**EXERCISE INSTRUCTIONS**
Find every line below with the word "value". Then give only how many there are.

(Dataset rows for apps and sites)
=== Section Start ===

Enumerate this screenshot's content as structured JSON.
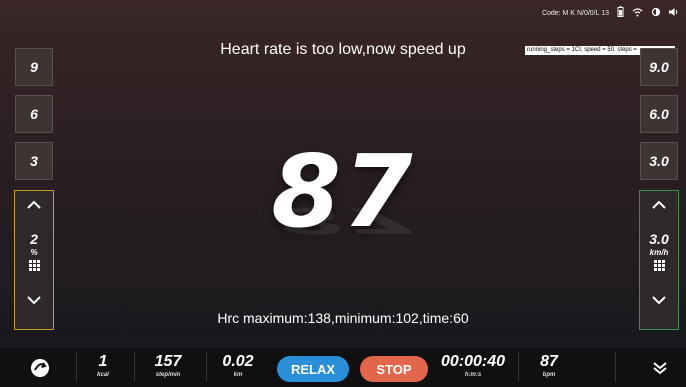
{
  "status": {
    "code": "Code: M K N/0/0/L 13",
    "icons": [
      "battery-icon",
      "wifi-icon",
      "brightness-icon",
      "volume-icon"
    ]
  },
  "banner": "Heart rate is too low,now speed up",
  "debug_text": "running_steps = 1CI, speed = 50. steps =",
  "heart_rate_display": "87",
  "hrc_info": "Hrc maximum:138,minimum:102,time:60",
  "incline": {
    "presets": [
      "9",
      "6",
      "3"
    ],
    "value": "2",
    "unit": "%",
    "up_icon": "chevron-up-icon",
    "down_icon": "chevron-down-icon",
    "keypad_icon": "keypad-icon"
  },
  "speed": {
    "presets": [
      "9.0",
      "6.0",
      "3.0"
    ],
    "value": "3.0",
    "unit": "km/h",
    "up_icon": "chevron-up-icon",
    "down_icon": "chevron-down-icon",
    "keypad_icon": "keypad-icon"
  },
  "bottom_bar": {
    "kcal": {
      "value": "1",
      "unit": "kcal"
    },
    "cadence": {
      "value": "157",
      "unit": "step/min"
    },
    "distance": {
      "value": "0.02",
      "unit": "km"
    },
    "relax_label": "RELAX",
    "stop_label": "STOP",
    "time": {
      "value": "00:00:40",
      "unit": "h:m:s"
    },
    "heart_rate": {
      "value": "87",
      "unit": "bpm"
    }
  },
  "colors": {
    "relax": "#2a8fd8",
    "stop": "#e2664c",
    "incline_border": "#c79a2a",
    "speed_border": "#3c8f4a"
  }
}
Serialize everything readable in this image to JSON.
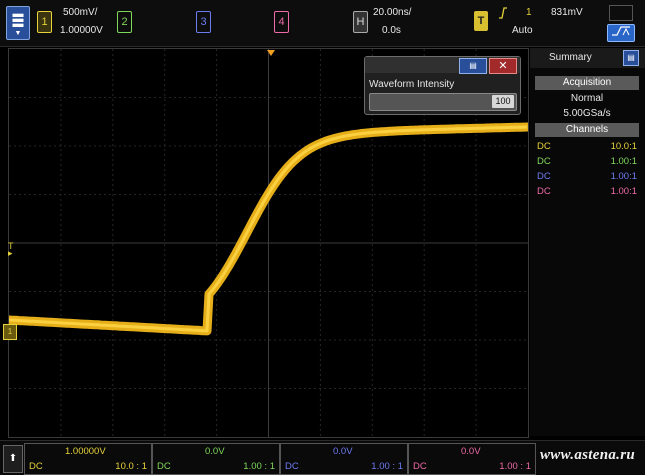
{
  "top": {
    "ch1": {
      "num": "1",
      "scale": "500mV/",
      "offset": "1.00000V",
      "color": "#e6d23a"
    },
    "ch2": {
      "num": "2",
      "color": "#7fd85a"
    },
    "ch3": {
      "num": "3",
      "color": "#6c7cf0"
    },
    "ch4": {
      "num": "4",
      "color": "#ee6aa8"
    },
    "h_label": "H",
    "timebase": "20.00ns/",
    "delay": "0.0s",
    "t_label": "T",
    "trig_slope_icon": "rising-edge-icon",
    "trig_source": "1",
    "trig_level": "831mV",
    "trig_mode": "Auto"
  },
  "side": {
    "title": "Summary",
    "acq_header": "Acquisition",
    "acq_mode": "Normal",
    "sample_rate": "5.00GSa/s",
    "channels_header": "Channels",
    "channels": [
      {
        "coupling": "DC",
        "probe": "10.0:1",
        "color": "#e6d23a"
      },
      {
        "coupling": "DC",
        "probe": "1.00:1",
        "color": "#7fd85a"
      },
      {
        "coupling": "DC",
        "probe": "1.00:1",
        "color": "#6c7cf0"
      },
      {
        "coupling": "DC",
        "probe": "1.00:1",
        "color": "#ee6aa8"
      }
    ]
  },
  "dialog": {
    "label": "Waveform Intensity",
    "value": "100"
  },
  "bottom": {
    "slots": [
      {
        "value": "1.00000V",
        "coupling": "DC",
        "probe": "10.0 : 1",
        "color": "#e6d23a"
      },
      {
        "value": "0.0V",
        "coupling": "DC",
        "probe": "1.00 : 1",
        "color": "#7fd85a"
      },
      {
        "value": "0.0V",
        "coupling": "DC",
        "probe": "1.00 : 1",
        "color": "#6c7cf0"
      },
      {
        "value": "0.0V",
        "coupling": "DC",
        "probe": "1.00 : 1",
        "color": "#ee6aa8"
      }
    ],
    "watermark": "www.astena.ru"
  },
  "waveform": {
    "color": "#f2b81a"
  }
}
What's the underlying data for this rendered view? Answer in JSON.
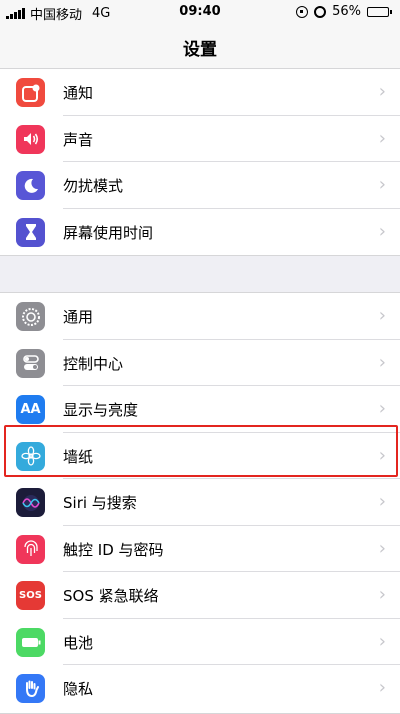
{
  "status_bar": {
    "carrier": "中国移动",
    "network": "4G",
    "time": "09:40",
    "battery": "56%",
    "battery_level": 0.56
  },
  "nav": {
    "title": "设置"
  },
  "groups": [
    [
      {
        "label": "通知",
        "icon": "notifications-icon",
        "color": "#f04a3e"
      },
      {
        "label": "声音",
        "icon": "sounds-icon",
        "color": "#f0365a"
      },
      {
        "label": "勿扰模式",
        "icon": "do-not-disturb-moon-icon",
        "color": "#5856d6"
      },
      {
        "label": "屏幕使用时间",
        "icon": "screen-time-hourglass-icon",
        "color": "#5452d0"
      }
    ],
    [
      {
        "label": "通用",
        "icon": "general-gear-icon",
        "color": "#8e8e93"
      },
      {
        "label": "控制中心",
        "icon": "control-center-toggles-icon",
        "color": "#8e8e93"
      },
      {
        "label": "显示与亮度",
        "icon": "display-brightness-aa-icon",
        "color": "#1f7cf0"
      },
      {
        "label": "墙纸",
        "icon": "wallpaper-flower-icon",
        "color": "#34aadc"
      },
      {
        "label": "Siri 与搜索",
        "icon": "siri-icon",
        "color": "#1c1c3a"
      },
      {
        "label": "触控 ID 与密码",
        "icon": "touch-id-fingerprint-icon",
        "color": "#f0365a"
      },
      {
        "label": "SOS 紧急联络",
        "icon": "sos-icon",
        "color": "#e53935",
        "icon_text": "SOS"
      },
      {
        "label": "电池",
        "icon": "battery-icon",
        "color": "#4cd964"
      },
      {
        "label": "隐私",
        "icon": "privacy-hand-icon",
        "color": "#3478f6"
      }
    ]
  ],
  "chevron": "›",
  "highlight_color": "#e3251f",
  "display_icon_text": "AA"
}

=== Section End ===

**WRITTEN ANSWER**
12